https://www.canadiancontractor.ca/canadian-contractor/road-nze-part-three-new-window-technology-delivers-big-r-value-gains/1003280773/

TL;DR
An R50 wall with 10% windows at R3 is not 50*.9 + 3*.1 = R45.3, which you might intuitively think. Instead, it's R15.

rcjordan

  • I'm consulting the authorities on the subject
  • Global Moderator
  • Hero Member
  • *****
  • Posts: 12952
  • Debbie says...
    • View Profile
Re: Heat pumps on the rise after Minnesota passes new energy law
« Reply #12 on: October 19, 2021, 04:11:08 PM »
Long ago, I read that it takes about 6 meters of stone to equal 3.5 inches 9 cm of fiberglass insulation.  AFAIK, there is currently no 'reasonable' interior sheeting material tech that will work adequately without one helluva lot of work (and some interior loss of space).  Air-to-air heat pump output is cool-ish and slow to bring the room up to temp.  It'll need to run much longer than your boilers.   ...And we haven't even discussed old windows.
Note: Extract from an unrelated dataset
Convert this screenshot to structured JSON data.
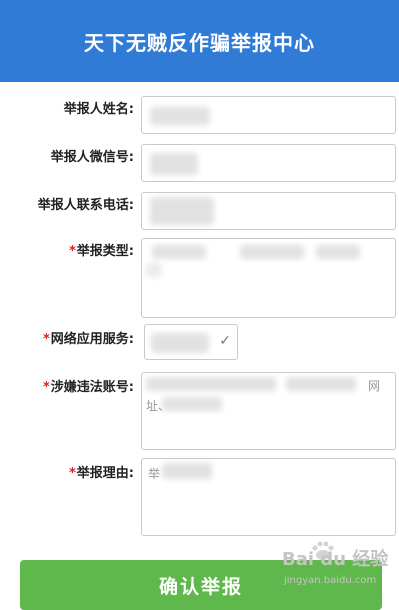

I foresee a great deal of wailing & chattering of teeth in uninsulated legacy construction.


> if you have a big window

Yeah, my house is 20-25% glass.

ergophobe

  • Inner Core
  • Hero Member
  • *
  • Posts: 7513
    • View Profile
Re: Heat pumps on the rise after Minnesota passes new energy law
« Reply #13 on: October 19, 2021, 04:41:52 PM »
>> need to run much longer than your boilers

As a rough guide, if it's 40F out and an empty house is at 55F, count on 20 minutes to get up to temperature with my forced air furnace and two hours with a somewhat undersized heat pump.

>>chattering of teeth in uninsulated legacy construction

The old, poorly insulated house across the street is a second home, typically unoccupied. Even with the thermostat set low during long absences, when it drops below freezing, the heat pump would run non-stop. That resulted in condensation which froze into huge ice blocks which is how I noticed it was running non-stop. At a certain point the ice touches the fan blades and I can hear it running 24/7 from 100m away.

The new owners got rid of that heat pump and put in another one (it actually looks like a standard A/C unit, though, so I'm not sure). In any case, the original rather large heat pump is now gone.

Short version: they work well in a tight, well-insulated house. But even in our moderate climate where temps rarely go below 20 degrees, they are no match for an old, poorly-insulated house or, at the very least, they need to be sized way up to account for the rapid heat loss.

Rupert

  • Inner Core
  • Hero Member
  • *
  • Posts: 3077
  • George in a previous life.
    • View Profile
    • SuitsMen
Re: Heat pumps on the rise after Minnesota passes new energy law
« Reply #14 on: October 19, 2021, 05:55:17 PM »
Quote
That resulted in condensation which froze into huge ice blocks which is how I noticed it was running non-stop. At a certain point the ice touches the fan blades and I can hear it running 24/7 from 100m away.


The new one probably has a defrost cycle.  Its raw heat to defrost, so is pretty inefficient.  They work best where the water does not freeze.  I cannot imagine why you would have one somewhere that cold, I suppose the rest of the time its cheaper to run than straight elec heating, but the cost of installation must be hard to recoup.
... Make sure you live before you die.